This goes on for two weeks, at which point Donny is completely feed up with Jarrett’s nonstop chatter about movie and family and things that the freshman could not give two heaps about. Just as he is about to flee to the library for some peace to study, Jarrett baits him with a piece of personal and tragic information about his sister. Having confided something to Donny, Jarrett insists that Donny do the same. Jarrett needles Donny until he admits to having fooled around with a guy as teenagers; “an affair” that lasted for several months. Immediately, Jarrett uses that secret to manipulate Donny to do whatever he wants, lest Jarrett reveal Donny's unsavory behavior to his mother and perhaps Peter Tinberg himself. Suddenly, Donny is held hostage as Jarrett’s new favorite toy and only best friend, lest he be revealed as possibly being homosexual.

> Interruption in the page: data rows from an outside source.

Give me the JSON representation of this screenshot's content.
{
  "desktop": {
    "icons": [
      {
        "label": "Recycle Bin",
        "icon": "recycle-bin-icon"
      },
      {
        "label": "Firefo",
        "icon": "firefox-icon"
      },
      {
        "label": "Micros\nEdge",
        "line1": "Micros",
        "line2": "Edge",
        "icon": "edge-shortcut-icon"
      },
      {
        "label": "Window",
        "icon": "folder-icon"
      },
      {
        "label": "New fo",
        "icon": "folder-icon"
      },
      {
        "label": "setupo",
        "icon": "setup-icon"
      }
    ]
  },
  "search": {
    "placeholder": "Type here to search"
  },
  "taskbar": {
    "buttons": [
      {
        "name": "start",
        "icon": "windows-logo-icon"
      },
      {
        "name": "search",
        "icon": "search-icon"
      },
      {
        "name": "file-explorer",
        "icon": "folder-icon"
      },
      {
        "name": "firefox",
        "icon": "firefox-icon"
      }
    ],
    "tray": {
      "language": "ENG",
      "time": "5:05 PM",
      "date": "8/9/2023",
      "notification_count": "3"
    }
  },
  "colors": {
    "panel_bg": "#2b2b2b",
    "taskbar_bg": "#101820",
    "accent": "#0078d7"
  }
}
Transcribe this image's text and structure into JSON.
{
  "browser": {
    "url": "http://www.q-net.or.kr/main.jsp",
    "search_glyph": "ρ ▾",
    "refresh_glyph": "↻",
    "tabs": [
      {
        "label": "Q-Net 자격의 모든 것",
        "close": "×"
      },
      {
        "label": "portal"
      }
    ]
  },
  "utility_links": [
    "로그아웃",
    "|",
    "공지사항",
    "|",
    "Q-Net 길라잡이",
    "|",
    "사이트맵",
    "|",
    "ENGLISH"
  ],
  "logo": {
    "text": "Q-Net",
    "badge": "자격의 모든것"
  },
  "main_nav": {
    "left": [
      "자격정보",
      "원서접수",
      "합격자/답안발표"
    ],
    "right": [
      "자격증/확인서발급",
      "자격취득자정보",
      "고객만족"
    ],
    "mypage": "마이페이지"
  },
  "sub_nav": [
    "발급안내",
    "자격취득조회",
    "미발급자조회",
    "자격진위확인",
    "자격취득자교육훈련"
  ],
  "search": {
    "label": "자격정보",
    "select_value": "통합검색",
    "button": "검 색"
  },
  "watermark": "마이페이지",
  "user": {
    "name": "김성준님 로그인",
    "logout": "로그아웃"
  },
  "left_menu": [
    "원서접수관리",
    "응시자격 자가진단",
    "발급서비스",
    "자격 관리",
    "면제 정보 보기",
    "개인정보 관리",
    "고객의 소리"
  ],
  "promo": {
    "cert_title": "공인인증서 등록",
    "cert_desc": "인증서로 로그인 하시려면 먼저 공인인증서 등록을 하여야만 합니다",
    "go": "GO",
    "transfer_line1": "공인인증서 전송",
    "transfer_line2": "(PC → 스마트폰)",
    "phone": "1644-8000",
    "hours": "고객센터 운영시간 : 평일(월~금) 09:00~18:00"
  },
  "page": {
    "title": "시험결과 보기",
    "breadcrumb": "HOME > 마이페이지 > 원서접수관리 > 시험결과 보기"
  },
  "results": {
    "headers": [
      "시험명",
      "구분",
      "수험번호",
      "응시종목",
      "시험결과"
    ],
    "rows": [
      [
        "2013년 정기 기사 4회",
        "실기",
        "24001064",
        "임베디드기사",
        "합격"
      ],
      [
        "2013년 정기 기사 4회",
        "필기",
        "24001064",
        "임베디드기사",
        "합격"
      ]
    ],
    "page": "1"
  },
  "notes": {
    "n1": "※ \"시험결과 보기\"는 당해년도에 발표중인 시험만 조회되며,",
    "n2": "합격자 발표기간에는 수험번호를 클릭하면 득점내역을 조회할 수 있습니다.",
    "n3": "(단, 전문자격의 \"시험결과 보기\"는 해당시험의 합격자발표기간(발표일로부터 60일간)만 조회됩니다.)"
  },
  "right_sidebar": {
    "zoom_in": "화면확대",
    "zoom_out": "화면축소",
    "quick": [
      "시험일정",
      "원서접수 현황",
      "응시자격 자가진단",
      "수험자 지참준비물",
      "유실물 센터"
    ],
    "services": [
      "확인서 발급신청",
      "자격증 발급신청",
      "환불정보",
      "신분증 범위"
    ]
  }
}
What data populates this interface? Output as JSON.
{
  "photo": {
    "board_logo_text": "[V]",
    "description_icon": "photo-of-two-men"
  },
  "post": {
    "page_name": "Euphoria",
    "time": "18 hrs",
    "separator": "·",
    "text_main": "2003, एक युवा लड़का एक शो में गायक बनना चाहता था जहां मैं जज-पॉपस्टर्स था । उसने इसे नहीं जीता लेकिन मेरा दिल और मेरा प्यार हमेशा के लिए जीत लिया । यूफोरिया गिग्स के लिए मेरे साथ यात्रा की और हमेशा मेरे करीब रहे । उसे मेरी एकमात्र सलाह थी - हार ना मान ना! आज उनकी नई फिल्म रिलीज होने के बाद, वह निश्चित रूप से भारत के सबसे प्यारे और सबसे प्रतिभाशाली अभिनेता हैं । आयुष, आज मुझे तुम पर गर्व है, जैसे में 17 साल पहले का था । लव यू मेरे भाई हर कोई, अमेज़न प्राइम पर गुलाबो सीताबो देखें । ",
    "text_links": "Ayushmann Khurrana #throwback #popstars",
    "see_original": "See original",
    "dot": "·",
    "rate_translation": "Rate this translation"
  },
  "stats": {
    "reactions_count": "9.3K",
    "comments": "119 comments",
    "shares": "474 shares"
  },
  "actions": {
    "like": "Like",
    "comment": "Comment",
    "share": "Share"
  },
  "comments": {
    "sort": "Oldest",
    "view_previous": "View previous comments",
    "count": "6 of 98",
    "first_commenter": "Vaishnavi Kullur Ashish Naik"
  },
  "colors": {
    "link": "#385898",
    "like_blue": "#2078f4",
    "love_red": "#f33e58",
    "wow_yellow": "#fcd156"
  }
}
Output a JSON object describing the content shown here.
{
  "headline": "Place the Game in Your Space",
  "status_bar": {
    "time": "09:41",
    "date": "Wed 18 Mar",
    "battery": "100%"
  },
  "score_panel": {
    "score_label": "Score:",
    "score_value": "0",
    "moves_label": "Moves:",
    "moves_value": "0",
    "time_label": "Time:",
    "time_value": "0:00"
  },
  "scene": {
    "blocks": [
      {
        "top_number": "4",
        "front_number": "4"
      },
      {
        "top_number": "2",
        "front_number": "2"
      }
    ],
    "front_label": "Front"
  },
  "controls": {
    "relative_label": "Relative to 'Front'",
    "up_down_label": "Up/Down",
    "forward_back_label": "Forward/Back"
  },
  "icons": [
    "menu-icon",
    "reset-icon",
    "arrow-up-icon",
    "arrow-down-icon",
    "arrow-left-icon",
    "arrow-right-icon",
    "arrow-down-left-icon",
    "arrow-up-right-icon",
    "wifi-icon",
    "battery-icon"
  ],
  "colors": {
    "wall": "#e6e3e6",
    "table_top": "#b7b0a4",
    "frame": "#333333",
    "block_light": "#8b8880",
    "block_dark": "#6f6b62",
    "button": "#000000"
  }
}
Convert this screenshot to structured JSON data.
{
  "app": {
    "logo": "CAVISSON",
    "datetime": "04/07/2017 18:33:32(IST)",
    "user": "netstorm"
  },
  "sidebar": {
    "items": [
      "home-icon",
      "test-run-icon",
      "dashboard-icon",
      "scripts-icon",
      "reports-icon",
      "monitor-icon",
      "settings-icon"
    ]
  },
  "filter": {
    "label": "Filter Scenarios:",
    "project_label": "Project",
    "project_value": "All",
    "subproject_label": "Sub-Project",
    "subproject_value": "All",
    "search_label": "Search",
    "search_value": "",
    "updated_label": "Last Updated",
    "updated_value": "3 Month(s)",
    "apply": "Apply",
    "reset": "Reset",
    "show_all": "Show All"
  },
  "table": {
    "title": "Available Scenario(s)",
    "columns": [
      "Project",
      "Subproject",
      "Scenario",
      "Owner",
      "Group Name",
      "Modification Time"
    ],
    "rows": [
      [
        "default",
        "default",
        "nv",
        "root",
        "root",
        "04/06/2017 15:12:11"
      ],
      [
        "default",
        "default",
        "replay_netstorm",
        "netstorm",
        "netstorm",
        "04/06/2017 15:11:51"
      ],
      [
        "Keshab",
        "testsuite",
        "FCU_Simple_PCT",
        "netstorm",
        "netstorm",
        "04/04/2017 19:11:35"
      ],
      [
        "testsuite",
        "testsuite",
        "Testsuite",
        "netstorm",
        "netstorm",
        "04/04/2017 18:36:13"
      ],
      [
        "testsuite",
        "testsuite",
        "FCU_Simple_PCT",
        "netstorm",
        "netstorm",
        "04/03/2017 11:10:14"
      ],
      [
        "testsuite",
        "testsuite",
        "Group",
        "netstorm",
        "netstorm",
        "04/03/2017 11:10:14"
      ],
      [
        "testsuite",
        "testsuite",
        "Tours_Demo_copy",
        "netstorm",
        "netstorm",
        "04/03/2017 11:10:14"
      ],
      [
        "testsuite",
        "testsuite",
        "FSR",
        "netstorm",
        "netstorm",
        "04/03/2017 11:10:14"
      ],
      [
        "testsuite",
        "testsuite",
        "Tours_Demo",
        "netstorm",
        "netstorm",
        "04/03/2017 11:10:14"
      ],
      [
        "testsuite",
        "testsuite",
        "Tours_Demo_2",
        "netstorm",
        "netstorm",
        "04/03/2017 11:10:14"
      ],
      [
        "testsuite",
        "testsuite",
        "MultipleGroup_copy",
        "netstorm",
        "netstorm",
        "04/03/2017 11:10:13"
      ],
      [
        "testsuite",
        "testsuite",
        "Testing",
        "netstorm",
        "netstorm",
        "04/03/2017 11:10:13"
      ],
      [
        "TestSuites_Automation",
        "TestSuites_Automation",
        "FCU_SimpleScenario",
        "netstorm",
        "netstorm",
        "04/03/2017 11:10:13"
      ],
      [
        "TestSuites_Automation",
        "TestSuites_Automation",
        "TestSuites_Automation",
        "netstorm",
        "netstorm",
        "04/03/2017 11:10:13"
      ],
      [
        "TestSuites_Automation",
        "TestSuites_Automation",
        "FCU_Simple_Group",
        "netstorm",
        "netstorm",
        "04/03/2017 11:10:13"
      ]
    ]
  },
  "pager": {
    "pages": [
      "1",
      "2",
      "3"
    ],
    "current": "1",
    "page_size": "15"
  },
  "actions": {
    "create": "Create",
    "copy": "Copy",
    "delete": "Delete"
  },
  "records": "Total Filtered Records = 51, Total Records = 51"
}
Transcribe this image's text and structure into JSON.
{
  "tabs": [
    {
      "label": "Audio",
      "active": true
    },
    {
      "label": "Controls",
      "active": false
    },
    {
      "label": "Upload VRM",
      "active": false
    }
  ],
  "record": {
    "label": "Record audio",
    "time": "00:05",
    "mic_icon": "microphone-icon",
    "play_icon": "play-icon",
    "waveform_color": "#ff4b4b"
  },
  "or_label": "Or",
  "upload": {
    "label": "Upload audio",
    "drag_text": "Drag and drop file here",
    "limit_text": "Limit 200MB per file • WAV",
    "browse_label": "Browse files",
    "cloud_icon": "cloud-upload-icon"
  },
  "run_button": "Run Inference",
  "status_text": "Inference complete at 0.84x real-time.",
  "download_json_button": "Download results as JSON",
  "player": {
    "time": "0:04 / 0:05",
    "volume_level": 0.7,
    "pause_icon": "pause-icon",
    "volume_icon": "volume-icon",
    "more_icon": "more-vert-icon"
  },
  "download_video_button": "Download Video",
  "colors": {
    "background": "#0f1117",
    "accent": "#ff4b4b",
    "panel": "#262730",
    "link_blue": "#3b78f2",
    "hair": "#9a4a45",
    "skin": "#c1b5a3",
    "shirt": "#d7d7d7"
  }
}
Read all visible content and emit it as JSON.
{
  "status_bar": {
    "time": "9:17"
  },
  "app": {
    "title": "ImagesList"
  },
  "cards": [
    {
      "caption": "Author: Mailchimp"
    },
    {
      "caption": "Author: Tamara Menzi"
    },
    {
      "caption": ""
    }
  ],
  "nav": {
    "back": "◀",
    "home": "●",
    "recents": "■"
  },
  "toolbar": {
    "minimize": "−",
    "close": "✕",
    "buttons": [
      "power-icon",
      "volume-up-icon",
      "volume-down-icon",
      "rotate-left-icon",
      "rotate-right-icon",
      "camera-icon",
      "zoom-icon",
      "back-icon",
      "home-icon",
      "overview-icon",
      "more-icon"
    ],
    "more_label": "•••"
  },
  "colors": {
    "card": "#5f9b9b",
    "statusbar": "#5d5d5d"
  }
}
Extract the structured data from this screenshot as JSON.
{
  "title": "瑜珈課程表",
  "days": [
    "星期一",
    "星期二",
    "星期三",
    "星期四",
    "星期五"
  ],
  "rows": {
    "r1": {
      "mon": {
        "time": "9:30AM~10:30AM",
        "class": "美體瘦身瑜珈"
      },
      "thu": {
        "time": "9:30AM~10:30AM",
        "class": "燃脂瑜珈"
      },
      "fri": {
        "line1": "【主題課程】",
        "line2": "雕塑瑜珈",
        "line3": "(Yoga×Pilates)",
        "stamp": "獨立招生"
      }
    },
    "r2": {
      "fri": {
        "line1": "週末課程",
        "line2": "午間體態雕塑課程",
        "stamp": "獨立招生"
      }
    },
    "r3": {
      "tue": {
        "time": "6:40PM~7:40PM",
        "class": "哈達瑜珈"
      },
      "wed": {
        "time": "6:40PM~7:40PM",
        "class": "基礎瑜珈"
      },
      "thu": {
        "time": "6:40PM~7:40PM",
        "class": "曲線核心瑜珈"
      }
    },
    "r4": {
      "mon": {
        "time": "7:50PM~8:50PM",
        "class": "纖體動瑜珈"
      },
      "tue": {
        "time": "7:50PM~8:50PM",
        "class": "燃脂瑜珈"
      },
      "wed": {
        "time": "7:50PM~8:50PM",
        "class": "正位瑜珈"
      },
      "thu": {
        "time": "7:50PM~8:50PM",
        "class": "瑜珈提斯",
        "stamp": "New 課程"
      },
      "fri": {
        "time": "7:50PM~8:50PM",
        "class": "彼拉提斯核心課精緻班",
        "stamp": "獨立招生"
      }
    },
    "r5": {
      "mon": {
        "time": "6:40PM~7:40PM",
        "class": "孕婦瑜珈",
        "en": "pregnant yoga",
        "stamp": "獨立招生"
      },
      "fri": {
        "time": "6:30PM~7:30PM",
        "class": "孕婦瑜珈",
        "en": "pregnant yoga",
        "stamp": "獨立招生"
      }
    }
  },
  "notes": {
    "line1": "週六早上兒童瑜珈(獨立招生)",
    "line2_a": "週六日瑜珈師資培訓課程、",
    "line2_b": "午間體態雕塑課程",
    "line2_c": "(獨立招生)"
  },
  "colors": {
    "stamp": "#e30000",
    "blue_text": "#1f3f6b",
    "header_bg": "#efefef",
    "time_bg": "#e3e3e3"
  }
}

OK. The thing you have to remember is: the year is 1962. Back then, people’s reputations and family names meant something. We were not the suspicious, guarded society that we are now. In that recent past, it was common to take a person at their word, until they gave you a reason to mistrust them. In 1962, we still had rotary phones and the Internet was an idea in its infancy somewhere in Russia. In 1962, the Stonewall Riots are another seven years away from marking the Gay & Lesbian community’s entrance into the fight for its civil rights.
When you take all that into account, is understandable how Donny Flood could believe a little secret like his can be completely devastating. He has the weight of the shame of his actions, however innocent they may have been. He has the responsibility of protecting Peter Tinberg’s good name. He doesn’t want to break his mother’s heart. And, arguably the worst part, it might be true, he might be Gay. When weight all these factors on the shoulders of a mere 19-year-old, it is easy to see how he could be reduced to Jarrett’s puppet, and the emotional mess that follows.
The key to a great villain is that him/her does not sees themselves as the villain. Peter Berube plays upperclassman Jarrett with shades of my favorite sociopath, Misery’s Annie Wilkes; everything he does is for Donny’s own good. Introducing him to classic horror films, taking him to lectures, all steps to save him from becoming part of the invisible, ignorant masses, much like Donny’s only other college acquaintance, Tim Strasser (played gallantly by Trevor Parsons). Berube expertly rifles off Jarrett’s many rants and speeches with elitist pomposity, while still adding a distinct layer of something dark and dirty beneath. You can almost see him feeding off of the control he is squeezing out of poor Donny. It’s unsettling. Well done.
I love the irony that Jarrett cannot stand to be touched and yet at every opportune moment, he offers to give Donny a back rub. There is no doubt that he is in therapy and on medication to try and repress his own homosexual tendencies. How else would he so quickly zero in now Donny’s potential predilection?
Patrick Cavanaugh was terrific. The long periods of listening are filled with thought and anguish, and Cavanaugh doesn’t check out for a second. He gives an extremely focus, measured, engaging performance that ranges from a withered weakling to eruptions of rage to hopeless desperation. We can see his strength and will slowly being stripped from him. He plays each note of Donny Flood's broad emotional arc beautifully. Again, truly well done.
I was not aware of the 36-seater theater called “The Space” until I attended this production. The tiny performance space is located on Heliotrope between Vermont and Normandie, just south of Melrose. In fact, if you blink, you’ll miss it. Don’t blink. And don’t miss this show.
Little Secrets runs now through November 18, 2007
Performances are Fridays & Saturdays @ 8pm, Sundays @7pm
Presented by Dreamhouse Ensemble @
665 Heliotrope Drive
Hollywood, CA, 90004
For information call: 323-661-2585
Photo Credit: Jeff Smith